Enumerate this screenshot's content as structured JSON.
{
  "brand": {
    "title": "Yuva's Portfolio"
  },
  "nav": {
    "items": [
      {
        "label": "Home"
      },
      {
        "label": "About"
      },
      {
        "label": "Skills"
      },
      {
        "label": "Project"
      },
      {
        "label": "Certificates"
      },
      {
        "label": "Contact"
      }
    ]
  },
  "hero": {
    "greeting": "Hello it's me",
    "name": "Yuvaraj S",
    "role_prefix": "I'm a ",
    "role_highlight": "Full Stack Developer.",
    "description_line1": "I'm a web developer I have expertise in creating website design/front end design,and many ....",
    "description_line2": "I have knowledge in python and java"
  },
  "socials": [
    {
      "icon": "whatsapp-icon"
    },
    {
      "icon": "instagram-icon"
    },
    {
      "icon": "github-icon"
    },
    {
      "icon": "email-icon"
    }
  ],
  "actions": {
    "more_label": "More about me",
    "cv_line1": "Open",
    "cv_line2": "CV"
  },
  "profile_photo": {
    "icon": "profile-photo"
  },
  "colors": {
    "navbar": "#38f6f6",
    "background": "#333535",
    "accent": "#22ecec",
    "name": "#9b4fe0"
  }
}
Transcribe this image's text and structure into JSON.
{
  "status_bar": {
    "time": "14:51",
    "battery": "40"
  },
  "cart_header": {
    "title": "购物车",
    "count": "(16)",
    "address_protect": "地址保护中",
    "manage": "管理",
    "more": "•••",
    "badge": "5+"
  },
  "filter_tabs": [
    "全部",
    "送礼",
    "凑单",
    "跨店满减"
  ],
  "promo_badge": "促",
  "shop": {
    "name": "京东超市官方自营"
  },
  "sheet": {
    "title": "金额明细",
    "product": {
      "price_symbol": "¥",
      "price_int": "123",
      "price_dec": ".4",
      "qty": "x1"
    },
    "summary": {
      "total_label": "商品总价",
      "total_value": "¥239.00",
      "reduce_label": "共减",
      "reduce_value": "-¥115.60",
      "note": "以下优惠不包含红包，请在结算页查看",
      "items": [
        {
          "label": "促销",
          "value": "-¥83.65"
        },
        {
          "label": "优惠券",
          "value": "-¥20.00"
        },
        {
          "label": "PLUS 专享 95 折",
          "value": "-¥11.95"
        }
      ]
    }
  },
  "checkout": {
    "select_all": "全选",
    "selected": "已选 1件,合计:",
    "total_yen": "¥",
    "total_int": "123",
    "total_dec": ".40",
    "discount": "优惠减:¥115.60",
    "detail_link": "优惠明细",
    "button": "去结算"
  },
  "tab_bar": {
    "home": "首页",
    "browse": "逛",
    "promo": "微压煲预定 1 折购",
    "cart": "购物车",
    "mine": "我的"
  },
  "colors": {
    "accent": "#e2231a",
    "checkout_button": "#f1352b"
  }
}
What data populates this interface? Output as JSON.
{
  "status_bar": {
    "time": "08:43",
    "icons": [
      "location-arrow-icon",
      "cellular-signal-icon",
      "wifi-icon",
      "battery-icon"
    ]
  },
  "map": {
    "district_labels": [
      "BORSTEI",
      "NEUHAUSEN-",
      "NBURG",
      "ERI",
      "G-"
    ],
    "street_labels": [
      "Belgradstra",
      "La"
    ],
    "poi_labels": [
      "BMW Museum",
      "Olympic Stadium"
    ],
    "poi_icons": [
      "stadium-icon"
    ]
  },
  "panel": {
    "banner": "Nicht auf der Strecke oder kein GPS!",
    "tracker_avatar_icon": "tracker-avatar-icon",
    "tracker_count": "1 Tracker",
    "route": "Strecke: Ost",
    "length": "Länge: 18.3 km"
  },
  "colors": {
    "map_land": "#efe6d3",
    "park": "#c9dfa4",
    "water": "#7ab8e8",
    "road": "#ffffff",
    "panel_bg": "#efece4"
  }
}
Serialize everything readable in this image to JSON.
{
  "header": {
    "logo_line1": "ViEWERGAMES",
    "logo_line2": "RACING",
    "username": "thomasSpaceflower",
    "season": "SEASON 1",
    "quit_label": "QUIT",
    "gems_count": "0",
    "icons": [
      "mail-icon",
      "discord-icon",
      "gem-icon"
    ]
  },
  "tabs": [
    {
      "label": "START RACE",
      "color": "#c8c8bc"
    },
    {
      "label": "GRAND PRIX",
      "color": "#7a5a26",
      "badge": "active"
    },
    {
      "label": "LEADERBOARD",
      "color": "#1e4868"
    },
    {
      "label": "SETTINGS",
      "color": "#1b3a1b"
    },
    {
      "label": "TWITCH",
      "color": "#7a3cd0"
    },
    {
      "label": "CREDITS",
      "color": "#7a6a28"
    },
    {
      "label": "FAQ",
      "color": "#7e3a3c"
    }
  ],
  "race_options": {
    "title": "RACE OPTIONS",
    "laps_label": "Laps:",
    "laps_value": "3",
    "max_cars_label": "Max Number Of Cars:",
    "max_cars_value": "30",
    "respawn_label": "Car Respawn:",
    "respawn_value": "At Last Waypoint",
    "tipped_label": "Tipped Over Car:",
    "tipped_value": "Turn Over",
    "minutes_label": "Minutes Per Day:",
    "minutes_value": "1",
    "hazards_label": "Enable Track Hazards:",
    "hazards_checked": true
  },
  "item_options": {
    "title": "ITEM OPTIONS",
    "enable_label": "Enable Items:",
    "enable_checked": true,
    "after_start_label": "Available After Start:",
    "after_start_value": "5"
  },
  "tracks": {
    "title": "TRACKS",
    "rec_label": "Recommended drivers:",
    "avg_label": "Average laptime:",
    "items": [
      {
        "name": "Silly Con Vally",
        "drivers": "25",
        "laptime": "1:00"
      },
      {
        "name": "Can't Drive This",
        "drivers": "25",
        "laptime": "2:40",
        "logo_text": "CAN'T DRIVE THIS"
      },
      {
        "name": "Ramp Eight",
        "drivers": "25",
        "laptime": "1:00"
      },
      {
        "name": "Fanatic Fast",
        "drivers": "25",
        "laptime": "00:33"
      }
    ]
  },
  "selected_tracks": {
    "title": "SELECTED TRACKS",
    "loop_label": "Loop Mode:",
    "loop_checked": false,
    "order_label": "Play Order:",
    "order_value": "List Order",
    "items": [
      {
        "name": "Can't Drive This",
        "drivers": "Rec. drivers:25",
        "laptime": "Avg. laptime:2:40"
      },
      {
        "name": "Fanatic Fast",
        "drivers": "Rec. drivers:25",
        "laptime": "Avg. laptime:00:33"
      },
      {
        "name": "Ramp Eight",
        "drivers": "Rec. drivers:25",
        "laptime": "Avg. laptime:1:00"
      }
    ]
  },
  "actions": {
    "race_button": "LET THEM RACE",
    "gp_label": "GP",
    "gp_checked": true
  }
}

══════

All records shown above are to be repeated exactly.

Enumerate this screenshot's content as structured JSON.
{
  "brand": {
    "title": "Yuva's Portfolio"
  },
  "nav": {
    "items": [
      {
        "label": "Home"
      },
      {
        "label": "About"
      },
      {
        "label": "Skills"
      },
      {
        "label": "Project"
      },
      {
        "label": "Certificates"
      },
      {
        "label": "Contact"
      }
    ]
  },
  "hero": {
    "greeting": "Hello it's me",
    "name": "Yuvaraj S",
    "role_prefix": "I'm a ",
    "role_highlight": "Full Stack Developer.",
    "description_line1": "I'm a web developer I have expertise in creating website design/front end design,and many ....",
    "description_line2": "I have knowledge in python and java"
  },
  "socials": [
    {
      "icon": "whatsapp-icon"
    },
    {
      "icon": "instagram-icon"
    },
    {
      "icon": "github-icon"
    },
    {
      "icon": "email-icon"
    }
  ],
  "actions": {
    "more_label": "More about me",
    "cv_line1": "Open",
    "cv_line2": "CV"
  },
  "profile_photo": {
    "icon": "profile-photo"
  },
  "colors": {
    "navbar": "#38f6f6",
    "background": "#333535",
    "accent": "#22ecec",
    "name": "#9b4fe0"
  }
}
Transcribe this image's text and structure into JSON.
{
  "status_bar": {
    "time": "14:51",
    "battery": "40"
  },
  "cart_header": {
    "title": "购物车",
    "count": "(16)",
    "address_protect": "地址保护中",
    "manage": "管理",
    "more": "•••",
    "badge": "5+"
  },
  "filter_tabs": [
    "全部",
    "送礼",
    "凑单",
    "跨店满减"
  ],
  "promo_badge": "促",
  "shop": {
    "name": "京东超市官方自营"
  },
  "sheet": {
    "title": "金额明细",
    "product": {
      "price_symbol": "¥",
      "price_int": "123",
      "price_dec": ".4",
      "qty": "x1"
    },
    "summary": {
      "total_label": "商品总价",
      "total_value": "¥239.00",
      "reduce_label": "共减",
      "reduce_value": "-¥115.60",
      "note": "以下优惠不包含红包，请在结算页查看",
      "items": [
        {
          "label": "促销",
          "value": "-¥83.65"
        },
        {
          "label": "优惠券",
          "value": "-¥20.00"
        },
        {
          "label": "PLUS 专享 95 折",
          "value": "-¥11.95"
        }
      ]
    }
  },
  "checkout": {
    "select_all": "全选",
    "selected": "已选 1件,合计:",
    "total_yen": "¥",
    "total_int": "123",
    "total_dec": ".40",
    "discount": "优惠减:¥115.60",
    "detail_link": "优惠明细",
    "button": "去结算"
  },
  "tab_bar": {
    "home": "首页",
    "browse": "逛",
    "promo": "微压煲预定 1 折购",
    "cart": "购物车",
    "mine": "我的"
  },
  "colors": {
    "accent": "#e2231a",
    "checkout_button": "#f1352b"
  }
}
What data populates this interface? Output as JSON.
{
  "status_bar": {
    "time": "08:43",
    "icons": [
      "location-arrow-icon",
      "cellular-signal-icon",
      "wifi-icon",
      "battery-icon"
    ]
  },
  "map": {
    "district_labels": [
      "BORSTEI",
      "NEUHAUSEN-",
      "NBURG",
      "ERI",
      "G-"
    ],
    "street_labels": [
      "Belgradstra",
      "La"
    ],
    "poi_labels": [
      "BMW Museum",
      "Olympic Stadium"
    ],
    "poi_icons": [
      "stadium-icon"
    ]
  },
  "panel": {
    "banner": "Nicht auf der Strecke oder kein GPS!",
    "tracker_avatar_icon": "tracker-avatar-icon",
    "tracker_count": "1 Tracker",
    "route": "Strecke: Ost",
    "length": "Länge: 18.3 km"
  },
  "colors": {
    "map_land": "#efe6d3",
    "park": "#c9dfa4",
    "water": "#7ab8e8",
    "road": "#ffffff",
    "panel_bg": "#efece4"
  }
}
Serialize everything readable in this image to JSON.
{
  "header": {
    "logo_line1": "ViEWERGAMES",
    "logo_line2": "RACING",
    "username": "thomasSpaceflower",
    "season": "SEASON 1",
    "quit_label": "QUIT",
    "gems_count": "0",
    "icons": [
      "mail-icon",
      "discord-icon",
      "gem-icon"
    ]
  },
  "tabs": [
    {
      "label": "START RACE",
      "color": "#c8c8bc"
    },
    {
      "label": "GRAND PRIX",
      "color": "#7a5a26",
      "badge": "active"
    },
    {
      "label": "LEADERBOARD",
      "color": "#1e4868"
    },
    {
      "label": "SETTINGS",
      "color": "#1b3a1b"
    },
    {
      "label": "TWITCH",
      "color": "#7a3cd0"
    },
    {
      "label": "CREDITS",
      "color": "#7a6a28"
    },
    {
      "label": "FAQ",
      "color": "#7e3a3c"
    }
  ],
  "race_options": {
    "title": "RACE OPTIONS",
    "laps_label": "Laps:",
    "laps_value": "3",
    "max_cars_label": "Max Number Of Cars:",
    "max_cars_value": "30",
    "respawn_label": "Car Respawn:",
    "respawn_value": "At Last Waypoint",
    "tipped_label": "Tipped Over Car:",
    "tipped_value": "Turn Over",
    "minutes_label": "Minutes Per Day:",
    "minutes_value": "1",
    "hazards_label": "Enable Track Hazards:",
    "hazards_checked": true
  },
  "item_options": {
    "title": "ITEM OPTIONS",
    "enable_label": "Enable Items:",
    "enable_checked": true,
    "after_start_label": "Available After Start:",
    "after_start_value": "5"
  },
  "tracks": {
    "title": "TRACKS",
    "rec_label": "Recommended drivers:",
    "avg_label": "Average laptime:",
    "items": [
      {
        "name": "Silly Con Vally",
        "drivers": "25",
        "laptime": "1:00"
      },
      {
        "name": "Can't Drive This",
        "drivers": "25",
        "laptime": "2:40",
        "logo_text": "CAN'T DRIVE THIS"
      },
      {
        "name": "Ramp Eight",
        "drivers": "25",
        "laptime": "1:00"
      },
      {
        "name": "Fanatic Fast",
        "drivers": "25",
        "laptime": "00:33"
      }
    ]
  },
  "selected_tracks": {
    "title": "SELECTED TRACKS",
    "loop_label": "Loop Mode:",
    "loop_checked": false,
    "order_label": "Play Order:",
    "order_value": "List Order",
    "items": [
      {
        "name": "Can't Drive This",
        "drivers": "Rec. drivers:25",
        "laptime": "Avg. laptime:2:40"
      },
      {
        "name": "Fanatic Fast",
        "drivers": "Rec. drivers:25",
        "laptime": "Avg. laptime:00:33"
      },
      {
        "name": "Ramp Eight",
        "drivers": "Rec. drivers:25",
        "laptime": "Avg. laptime:1:00"
      }
    ]
  },
  "actions": {
    "race_button": "LET THEM RACE",
    "gp_label": "GP",
    "gp_checked": true
  }
}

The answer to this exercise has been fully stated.